Data for this exercise
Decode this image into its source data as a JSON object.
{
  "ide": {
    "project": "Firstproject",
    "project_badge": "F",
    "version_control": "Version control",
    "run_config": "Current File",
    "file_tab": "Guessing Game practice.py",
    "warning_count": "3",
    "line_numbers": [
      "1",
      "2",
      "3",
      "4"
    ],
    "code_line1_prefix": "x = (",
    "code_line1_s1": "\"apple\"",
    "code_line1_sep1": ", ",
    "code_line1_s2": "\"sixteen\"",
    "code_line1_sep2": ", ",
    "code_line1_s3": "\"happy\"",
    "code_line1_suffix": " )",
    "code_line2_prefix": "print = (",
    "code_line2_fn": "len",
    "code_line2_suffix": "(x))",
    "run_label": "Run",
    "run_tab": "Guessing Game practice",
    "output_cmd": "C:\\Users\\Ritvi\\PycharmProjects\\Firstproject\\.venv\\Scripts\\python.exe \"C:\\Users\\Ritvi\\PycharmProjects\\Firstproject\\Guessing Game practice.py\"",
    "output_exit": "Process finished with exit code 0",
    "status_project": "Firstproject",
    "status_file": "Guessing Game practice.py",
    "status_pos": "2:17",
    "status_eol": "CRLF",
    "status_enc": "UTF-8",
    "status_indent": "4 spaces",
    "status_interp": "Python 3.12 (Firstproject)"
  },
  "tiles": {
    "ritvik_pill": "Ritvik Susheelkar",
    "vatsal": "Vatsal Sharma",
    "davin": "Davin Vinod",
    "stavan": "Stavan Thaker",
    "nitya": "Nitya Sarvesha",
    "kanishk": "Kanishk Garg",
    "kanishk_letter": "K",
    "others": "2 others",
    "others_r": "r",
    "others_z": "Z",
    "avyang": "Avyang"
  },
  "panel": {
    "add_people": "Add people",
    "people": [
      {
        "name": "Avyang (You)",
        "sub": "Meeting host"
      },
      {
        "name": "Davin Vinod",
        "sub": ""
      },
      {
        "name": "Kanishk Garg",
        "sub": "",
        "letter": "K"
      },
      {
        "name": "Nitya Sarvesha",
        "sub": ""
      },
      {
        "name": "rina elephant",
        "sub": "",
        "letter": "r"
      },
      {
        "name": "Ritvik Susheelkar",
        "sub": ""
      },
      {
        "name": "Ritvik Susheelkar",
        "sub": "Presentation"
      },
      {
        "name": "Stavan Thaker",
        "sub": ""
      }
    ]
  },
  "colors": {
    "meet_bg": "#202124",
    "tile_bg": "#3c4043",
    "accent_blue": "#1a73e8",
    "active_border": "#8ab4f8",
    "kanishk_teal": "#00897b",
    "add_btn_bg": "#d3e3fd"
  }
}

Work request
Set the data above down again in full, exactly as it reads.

Solution
Decode this image into its source data as a JSON object.
{
  "ide": {
    "project": "Firstproject",
    "project_badge": "F",
    "version_control": "Version control",
    "run_config": "Current File",
    "file_tab": "Guessing Game practice.py",
    "warning_count": "3",
    "line_numbers": [
      "1",
      "2",
      "3",
      "4"
    ],
    "code_line1_prefix": "x = (",
    "code_line1_s1": "\"apple\"",
    "code_line1_sep1": ", ",
    "code_line1_s2": "\"sixteen\"",
    "code_line1_sep2": ", ",
    "code_line1_s3": "\"happy\"",
    "code_line1_suffix": " )",
    "code_line2_prefix": "print = (",
    "code_line2_fn": "len",
    "code_line2_suffix": "(x))",
    "run_label": "Run",
    "run_tab": "Guessing Game practice",
    "output_cmd": "C:\\Users\\Ritvi\\PycharmProjects\\Firstproject\\.venv\\Scripts\\python.exe \"C:\\Users\\Ritvi\\PycharmProjects\\Firstproject\\Guessing Game practice.py\"",
    "output_exit": "Process finished with exit code 0",
    "status_project": "Firstproject",
    "status_file": "Guessing Game practice.py",
    "status_pos": "2:17",
    "status_eol": "CRLF",
    "status_enc": "UTF-8",
    "status_indent": "4 spaces",
    "status_interp": "Python 3.12 (Firstproject)"
  },
  "tiles": {
    "ritvik_pill": "Ritvik Susheelkar",
    "vatsal": "Vatsal Sharma",
    "davin": "Davin Vinod",
    "stavan": "Stavan Thaker",
    "nitya": "Nitya Sarvesha",
    "kanishk": "Kanishk Garg",
    "kanishk_letter": "K",
    "others": "2 others",
    "others_r": "r",
    "others_z": "Z",
    "avyang": "Avyang"
  },
  "panel": {
    "add_people": "Add people",
    "people": [
      {
        "name": "Avyang (You)",
        "sub": "Meeting host"
      },
      {
        "name": "Davin Vinod",
        "sub": ""
      },
      {
        "name": "Kanishk Garg",
        "sub": "",
        "letter": "K"
      },
      {
        "name": "Nitya Sarvesha",
        "sub": ""
      },
      {
        "name": "rina elephant",
        "sub": "",
        "letter": "r"
      },
      {
        "name": "Ritvik Susheelkar",
        "sub": ""
      },
      {
        "name": "Ritvik Susheelkar",
        "sub": "Presentation"
      },
      {
        "name": "Stavan Thaker",
        "sub": ""
      }
    ]
  },
  "colors": {
    "meet_bg": "#202124",
    "tile_bg": "#3c4043",
    "accent_blue": "#1a73e8",
    "active_border": "#8ab4f8",
    "kanishk_teal": "#00897b",
    "add_btn_bg": "#d3e3fd"
  }
}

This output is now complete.